You’re here, reading my blog. Perhaps it’s silly, but I assume that means you like to read. Fantastic! Here’s a bit of something you may not realize: reviewing the books you read is important. Reviews don’t just stroke (or decimate, depending) the ego of the author. They are a metric used by the author to determine if s/he is reaching an audience. Sales are an indicator of volume, yes, but not of whether or not an author’s work makes a connection with his/her audience. They’re also used by many readers browsing Amazon, Smashwords, OmniLit and the like, to judge the readability of a particular book and/or author. Some sites factor in reviews in the algorithms that determine ranking and therefore visibility (which correlates with the opportunity to make a sale). Reviews are important. If you read, you should review.

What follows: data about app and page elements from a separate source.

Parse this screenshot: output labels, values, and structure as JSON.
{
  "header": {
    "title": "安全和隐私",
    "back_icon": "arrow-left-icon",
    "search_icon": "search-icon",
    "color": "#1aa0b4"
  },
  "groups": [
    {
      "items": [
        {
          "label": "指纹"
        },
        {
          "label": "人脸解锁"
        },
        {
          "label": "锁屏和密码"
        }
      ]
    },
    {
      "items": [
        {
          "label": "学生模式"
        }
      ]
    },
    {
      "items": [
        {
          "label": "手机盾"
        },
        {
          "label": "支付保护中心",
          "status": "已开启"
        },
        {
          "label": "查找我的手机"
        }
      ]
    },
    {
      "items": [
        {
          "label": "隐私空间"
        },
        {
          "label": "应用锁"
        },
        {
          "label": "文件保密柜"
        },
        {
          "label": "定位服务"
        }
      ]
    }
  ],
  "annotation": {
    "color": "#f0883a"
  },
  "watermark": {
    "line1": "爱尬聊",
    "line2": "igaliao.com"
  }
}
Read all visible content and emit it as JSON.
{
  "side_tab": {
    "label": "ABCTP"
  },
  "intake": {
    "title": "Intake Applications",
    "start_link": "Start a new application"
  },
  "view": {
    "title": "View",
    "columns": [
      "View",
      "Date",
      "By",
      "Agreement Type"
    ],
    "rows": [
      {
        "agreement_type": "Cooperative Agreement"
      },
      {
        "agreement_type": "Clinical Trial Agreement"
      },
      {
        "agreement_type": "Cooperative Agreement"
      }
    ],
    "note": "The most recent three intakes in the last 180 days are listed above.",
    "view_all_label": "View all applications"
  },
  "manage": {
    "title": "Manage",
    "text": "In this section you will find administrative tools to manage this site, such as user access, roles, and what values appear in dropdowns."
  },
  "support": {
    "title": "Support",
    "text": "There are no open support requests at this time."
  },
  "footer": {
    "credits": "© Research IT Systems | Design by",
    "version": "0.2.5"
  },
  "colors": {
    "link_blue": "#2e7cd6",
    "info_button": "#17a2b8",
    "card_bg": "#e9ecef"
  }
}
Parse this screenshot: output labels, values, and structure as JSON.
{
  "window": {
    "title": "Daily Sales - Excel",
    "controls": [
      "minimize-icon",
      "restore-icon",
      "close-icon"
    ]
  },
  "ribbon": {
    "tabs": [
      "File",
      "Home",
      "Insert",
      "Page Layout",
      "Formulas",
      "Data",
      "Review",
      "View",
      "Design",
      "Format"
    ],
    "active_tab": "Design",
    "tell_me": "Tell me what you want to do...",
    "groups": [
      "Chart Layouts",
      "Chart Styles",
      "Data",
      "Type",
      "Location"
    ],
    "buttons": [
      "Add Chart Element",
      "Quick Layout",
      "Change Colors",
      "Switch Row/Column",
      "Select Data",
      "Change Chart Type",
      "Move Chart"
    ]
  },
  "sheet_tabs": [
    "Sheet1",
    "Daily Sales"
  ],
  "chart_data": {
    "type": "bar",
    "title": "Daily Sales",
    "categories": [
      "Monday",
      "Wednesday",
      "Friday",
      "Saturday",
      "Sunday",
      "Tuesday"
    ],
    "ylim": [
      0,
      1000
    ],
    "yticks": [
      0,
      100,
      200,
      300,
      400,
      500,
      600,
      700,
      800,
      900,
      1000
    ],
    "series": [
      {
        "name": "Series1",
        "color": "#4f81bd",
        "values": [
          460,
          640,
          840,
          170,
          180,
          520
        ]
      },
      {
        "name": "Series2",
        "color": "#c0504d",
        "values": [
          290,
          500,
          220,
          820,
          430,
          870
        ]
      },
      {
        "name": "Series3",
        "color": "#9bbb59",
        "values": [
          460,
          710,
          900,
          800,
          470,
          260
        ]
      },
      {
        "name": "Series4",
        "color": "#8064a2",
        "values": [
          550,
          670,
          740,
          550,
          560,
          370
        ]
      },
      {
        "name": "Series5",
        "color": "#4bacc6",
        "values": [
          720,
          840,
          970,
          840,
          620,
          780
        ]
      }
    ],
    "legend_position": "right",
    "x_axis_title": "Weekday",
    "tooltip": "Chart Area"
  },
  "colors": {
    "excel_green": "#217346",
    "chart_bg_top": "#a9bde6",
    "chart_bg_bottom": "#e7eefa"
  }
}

“But I don’t know how to write a review.” (I can hear you across cyberspace, ’cause I’m magic like that.) It really isn’t that difficult. You’re not writing the Great American Novel or hoping for the Pulitzer Prize when you write a review. You’re giving your honest opinion of the book. Here are a few examples of perfectly acceptable reviews:
“I really liked this book. I stayed up all night reading it because I had to know if the guy gets the girl/the serial killer gets caught before he kills the little kid/the bad guy turns out to be good guy after all/the good guy turns out to be the bad guy after all.”
“This book wasn’t a good read. There were lots of spelling errors and that distracted from the story. I liked the idea, but the telling was clumsy.”
“The main character drew me in immediately, and the use of symbolism tied the seemingly random things that happened into a coherent whole. The setting was well-described, and the action paced in a way that kept me turning pages/flicking my Kindle. I plan to read more of this author’s work.”
See? Not so hard, is it? You can do it.
“But I don’t have time to do all that.” Piffle. You’re reading this blog post. You could be writing a review instead. Granted, there are days when you really can’t. I understand that completely. I have those days myself. But Scarlet O’Hara. “There’s always tomorrow.” The time is there. You just have to use it reviewing even if that means putting off cleaning out the fridge for five minutes. I’m not one of those driven, gotta fill every minute folks who’d tell you to keep a notepad in the car and scribble reviews at traffic lights or something. (That shit’s unhealthy: the “I can sleep when I’m dead” mentality is going to push you to that state a lot quicker than you’d otherwise get there.) Take the time. The author will be grateful, even if the review is less than stellar. (Most of us anyway. There are a few ….)
“I don’t want to hurt the author’s feelings.” Guess what? Your lack of reviewing did just that already. I know several authors who write beautiful books, exquisite in both language and story, and yet the lack of reviews has them considering giving writing up altogether. That’s a goddamned shame, because the world would be a much duller, flatter place without their words huffing life into it, making us think, ripping our insides out and putting them back together in a way that is somehow more whole than we were before we read their work. Superb writers, looking at quitting because they are discouraged over the lack of reviews. That should make you feel guilty for all the reviews you haven’t written.
Do it. Head to Amazon or Smashwords or OmniLit, or wherever you buy your books (you aren’t using a pirate site, are you? But that’s another post, for another day.) and write those reviews. Don’t worry about writing a masterpiece. I’ll tell you the same thing I tell people who come to me saying they want to “be a writer” — write. Just write. Give the world your opinion. It does matter, in some cases, a very great deal.
Shoo. Go review something you’ve read.